── DATA
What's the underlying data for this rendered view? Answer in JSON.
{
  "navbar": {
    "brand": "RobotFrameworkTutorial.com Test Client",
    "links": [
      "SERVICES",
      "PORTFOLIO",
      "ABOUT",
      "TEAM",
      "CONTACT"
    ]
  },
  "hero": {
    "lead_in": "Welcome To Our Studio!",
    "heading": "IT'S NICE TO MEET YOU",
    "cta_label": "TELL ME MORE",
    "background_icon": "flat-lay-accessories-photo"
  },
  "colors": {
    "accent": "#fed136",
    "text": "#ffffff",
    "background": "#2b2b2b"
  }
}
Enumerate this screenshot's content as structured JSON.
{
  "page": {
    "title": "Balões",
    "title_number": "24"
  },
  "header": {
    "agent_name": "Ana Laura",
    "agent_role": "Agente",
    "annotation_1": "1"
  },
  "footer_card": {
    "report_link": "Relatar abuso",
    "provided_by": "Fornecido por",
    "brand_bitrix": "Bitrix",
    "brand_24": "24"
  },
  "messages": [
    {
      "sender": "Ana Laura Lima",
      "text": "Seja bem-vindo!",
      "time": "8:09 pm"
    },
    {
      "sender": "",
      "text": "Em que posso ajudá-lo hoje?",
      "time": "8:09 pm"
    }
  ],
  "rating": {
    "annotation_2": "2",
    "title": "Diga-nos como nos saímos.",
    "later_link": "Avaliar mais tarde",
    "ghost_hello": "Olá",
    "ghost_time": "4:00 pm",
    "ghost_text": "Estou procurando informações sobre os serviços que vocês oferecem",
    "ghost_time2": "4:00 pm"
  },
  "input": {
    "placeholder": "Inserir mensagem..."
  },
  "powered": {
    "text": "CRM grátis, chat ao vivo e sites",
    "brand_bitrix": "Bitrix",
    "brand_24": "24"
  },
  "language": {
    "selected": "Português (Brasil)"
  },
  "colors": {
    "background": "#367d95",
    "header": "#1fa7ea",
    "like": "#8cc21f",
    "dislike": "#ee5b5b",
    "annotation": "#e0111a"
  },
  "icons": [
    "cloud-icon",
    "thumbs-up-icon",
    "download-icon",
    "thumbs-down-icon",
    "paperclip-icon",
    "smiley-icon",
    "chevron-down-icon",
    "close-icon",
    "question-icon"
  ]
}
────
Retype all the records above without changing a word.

_EXERCISE SOLUTION_
What's the underlying data for this rendered view? Answer in JSON.
{
  "navbar": {
    "brand": "RobotFrameworkTutorial.com Test Client",
    "links": [
      "SERVICES",
      "PORTFOLIO",
      "ABOUT",
      "TEAM",
      "CONTACT"
    ]
  },
  "hero": {
    "lead_in": "Welcome To Our Studio!",
    "heading": "IT'S NICE TO MEET YOU",
    "cta_label": "TELL ME MORE",
    "background_icon": "flat-lay-accessories-photo"
  },
  "colors": {
    "accent": "#fed136",
    "text": "#ffffff",
    "background": "#2b2b2b"
  }
}
Enumerate this screenshot's content as structured JSON.
{
  "page": {
    "title": "Balões",
    "title_number": "24"
  },
  "header": {
    "agent_name": "Ana Laura",
    "agent_role": "Agente",
    "annotation_1": "1"
  },
  "footer_card": {
    "report_link": "Relatar abuso",
    "provided_by": "Fornecido por",
    "brand_bitrix": "Bitrix",
    "brand_24": "24"
  },
  "messages": [
    {
      "sender": "Ana Laura Lima",
      "text": "Seja bem-vindo!",
      "time": "8:09 pm"
    },
    {
      "sender": "",
      "text": "Em que posso ajudá-lo hoje?",
      "time": "8:09 pm"
    }
  ],
  "rating": {
    "annotation_2": "2",
    "title": "Diga-nos como nos saímos.",
    "later_link": "Avaliar mais tarde",
    "ghost_hello": "Olá",
    "ghost_time": "4:00 pm",
    "ghost_text": "Estou procurando informações sobre os serviços que vocês oferecem",
    "ghost_time2": "4:00 pm"
  },
  "input": {
    "placeholder": "Inserir mensagem..."
  },
  "powered": {
    "text": "CRM grátis, chat ao vivo e sites",
    "brand_bitrix": "Bitrix",
    "brand_24": "24"
  },
  "language": {
    "selected": "Português (Brasil)"
  },
  "colors": {
    "background": "#367d95",
    "header": "#1fa7ea",
    "like": "#8cc21f",
    "dislike": "#ee5b5b",
    "annotation": "#e0111a"
  },
  "icons": [
    "cloud-icon",
    "thumbs-up-icon",
    "download-icon",
    "thumbs-down-icon",
    "paperclip-icon",
    "smiley-icon",
    "chevron-down-icon",
    "close-icon",
    "question-icon"
  ]
}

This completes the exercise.